Where a,b,c has to be determined.

I tried solving the problem using lsqnonneg (non-negative least square method) in MATLAB to find the a,b,c. At times from the data I get b and c value ZERO which is totally meaningless.

Things to notice: N_inst is a very high value. N_mem and N_com are bit lower in magnitude and hence I face this problem of b and c results as ZERO.

Questions: 1. Is this a proper tool to solve such a linear equation system? If not, what else should I try? 2. Is it a problem due to the sample size fed to the solver? 3. I see that for most applications trend of N_cyc, N_inst,N_mem are monotonic but N_com is non-monotonic and can it affect the solved values? If so, how to isolate this component and find its contribution individually?

• Try s<-lm(tcyc ~ tinst+tmem+tcom-1, data=fit) – Georg Schnabel Mar 12 '14 at 15:33
• @Georg, as far as I know, +0 and -1 are fully equivalent in R. They both suppress they intercept. – Patrick Coulombe Mar 12 '14 at 16:01
• yes, patrick is right. I tried using nnls package but still it was giving some coefficient as 0, again it doesn't hold good. – user41797 Mar 12 '14 at 16:05

It is often the case that suppressing the intercept leads to regression coefficients that don't make sense. In my experience, there are rarely cases where suppressing the intercept makes sense, even if the scientific plausibility suggests that it might be justifiable (such as stopping distance versus cruising speed or creatinine clearance versus kidney mass in grams: you LEAVE the intercept IN with such analyses!). This is a problem of extrapolation.

Just eyeballing these data, I imagine that the estimated intercept would be a largely non-zero value. Since these data appear to come from some sort of computing time, comparing flops versus elapsed time, etc. the non-zero intercept could have a host of interpretations such as a boot time for running a process, a system lag as memory is allocated for an operation, or any other non-neglible system processes that aren't measured as part of an experimental run. Furthermore, and more subtle, there may be non-linear effects which are influencing your results. The regression coefficient from intercept-in OLS still provides a great way of estimating the first order linear trend through those data, even if the trend is curvilinear... only when you leave the intercept IN.

My first recommendation is to look at the output from running pairs(fit). And just look at the trend.

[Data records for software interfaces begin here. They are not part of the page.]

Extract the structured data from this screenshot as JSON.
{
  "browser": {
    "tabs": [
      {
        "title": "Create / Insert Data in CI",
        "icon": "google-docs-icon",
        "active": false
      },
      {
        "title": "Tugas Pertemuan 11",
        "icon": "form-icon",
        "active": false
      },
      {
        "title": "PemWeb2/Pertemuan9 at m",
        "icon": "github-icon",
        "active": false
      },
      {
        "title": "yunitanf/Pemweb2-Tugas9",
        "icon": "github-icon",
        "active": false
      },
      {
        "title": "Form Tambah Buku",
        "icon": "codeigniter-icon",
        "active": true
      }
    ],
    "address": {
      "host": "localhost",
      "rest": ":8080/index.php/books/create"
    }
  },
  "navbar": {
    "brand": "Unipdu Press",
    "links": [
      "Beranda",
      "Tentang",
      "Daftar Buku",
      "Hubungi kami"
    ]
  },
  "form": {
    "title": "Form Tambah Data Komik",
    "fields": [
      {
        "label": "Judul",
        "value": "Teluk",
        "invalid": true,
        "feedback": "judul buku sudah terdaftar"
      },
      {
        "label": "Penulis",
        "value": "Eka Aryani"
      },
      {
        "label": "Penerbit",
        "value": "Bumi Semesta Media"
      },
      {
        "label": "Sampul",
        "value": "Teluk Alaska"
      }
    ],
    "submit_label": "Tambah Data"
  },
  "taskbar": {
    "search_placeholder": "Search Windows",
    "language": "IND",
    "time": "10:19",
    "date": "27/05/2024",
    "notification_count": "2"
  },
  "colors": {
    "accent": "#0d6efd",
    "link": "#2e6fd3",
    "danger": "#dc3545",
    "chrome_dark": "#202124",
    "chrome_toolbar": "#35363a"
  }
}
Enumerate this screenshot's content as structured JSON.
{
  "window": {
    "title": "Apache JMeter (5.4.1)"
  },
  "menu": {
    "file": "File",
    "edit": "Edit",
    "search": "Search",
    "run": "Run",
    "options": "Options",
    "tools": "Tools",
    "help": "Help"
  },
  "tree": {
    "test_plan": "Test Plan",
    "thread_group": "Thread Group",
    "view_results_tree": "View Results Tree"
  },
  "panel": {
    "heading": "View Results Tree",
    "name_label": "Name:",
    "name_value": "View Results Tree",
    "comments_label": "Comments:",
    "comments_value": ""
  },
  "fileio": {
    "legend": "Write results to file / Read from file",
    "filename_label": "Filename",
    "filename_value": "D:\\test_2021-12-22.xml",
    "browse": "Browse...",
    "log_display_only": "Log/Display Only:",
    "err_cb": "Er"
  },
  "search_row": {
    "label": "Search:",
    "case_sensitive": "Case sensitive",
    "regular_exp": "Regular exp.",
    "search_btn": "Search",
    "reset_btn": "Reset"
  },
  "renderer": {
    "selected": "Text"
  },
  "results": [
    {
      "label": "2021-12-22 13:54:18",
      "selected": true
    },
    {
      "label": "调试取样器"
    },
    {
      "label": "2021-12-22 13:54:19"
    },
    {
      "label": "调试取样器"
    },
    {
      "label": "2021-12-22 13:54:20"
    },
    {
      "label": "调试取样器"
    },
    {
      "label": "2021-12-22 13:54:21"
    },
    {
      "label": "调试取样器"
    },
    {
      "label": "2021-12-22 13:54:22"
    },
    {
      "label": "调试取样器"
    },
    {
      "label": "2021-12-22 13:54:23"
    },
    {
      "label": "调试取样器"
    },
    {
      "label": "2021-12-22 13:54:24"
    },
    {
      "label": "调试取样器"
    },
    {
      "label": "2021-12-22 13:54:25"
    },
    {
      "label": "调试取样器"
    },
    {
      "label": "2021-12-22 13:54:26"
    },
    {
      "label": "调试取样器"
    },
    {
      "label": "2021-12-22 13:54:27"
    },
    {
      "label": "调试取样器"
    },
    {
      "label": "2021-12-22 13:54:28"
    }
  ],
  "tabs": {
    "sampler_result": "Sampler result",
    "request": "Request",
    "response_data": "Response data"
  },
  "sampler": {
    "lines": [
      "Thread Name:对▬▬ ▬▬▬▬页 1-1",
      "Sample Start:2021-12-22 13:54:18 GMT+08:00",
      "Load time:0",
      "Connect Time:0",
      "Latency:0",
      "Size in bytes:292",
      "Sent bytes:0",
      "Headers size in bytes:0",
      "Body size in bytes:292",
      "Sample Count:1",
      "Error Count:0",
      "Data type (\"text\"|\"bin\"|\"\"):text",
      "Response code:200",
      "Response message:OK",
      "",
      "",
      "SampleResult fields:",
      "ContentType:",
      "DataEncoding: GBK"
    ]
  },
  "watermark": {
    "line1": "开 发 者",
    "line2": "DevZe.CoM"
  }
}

Nonetheless, if your goal is to simply find optimal positive coefficients in the model, you can do so with using by-hand optimization, either ML or Gibb's sampling, though don't be surprised if those results make no sense. Example of by-hand optimization:

X <- model.matrix(~ tinst+tmem+tcom-1, data=fit)
y <- fit\$tcyc
negLogLik <- function(b) {
b <- exp(b)     ## restrict to positive only values
yhat <- b %*% X ## calculate fitted
-var(y-yhat)    ## objective foo
}

nlm(negLogLik, c(1,1,1)) ## minimize objective foo

• +1, excellent discussion of the issues surrounding suppression of the intercept. I once made a similar point (when is it OK to remove the intercept), but not nearly as well as this. – gung - Reinstate Monica Mar 12 '14 at 18:19
• can this problem be solved by increasing the number of samples? or running more experiments with various thread size? – user41797 May 19 '14 at 12:36
• @user41797 nope. An analysis is like an engine, sample size is just the throttle, a bad probability model is like bad gas. Feed crap into the carbs, get crap for acceleration. – AdamO May 19 '14 at 19:55
• Why stopping distance vs. cruising speed would require the intercept, if the relationship is linear? – Robert Kubrick May 31 '15 at 15:06
• @RobertKubrick it will artificially increase the uncertainty in the slope estimates since all measures are extrapolated away from 0. – AdamO May 31 '15 at 18:51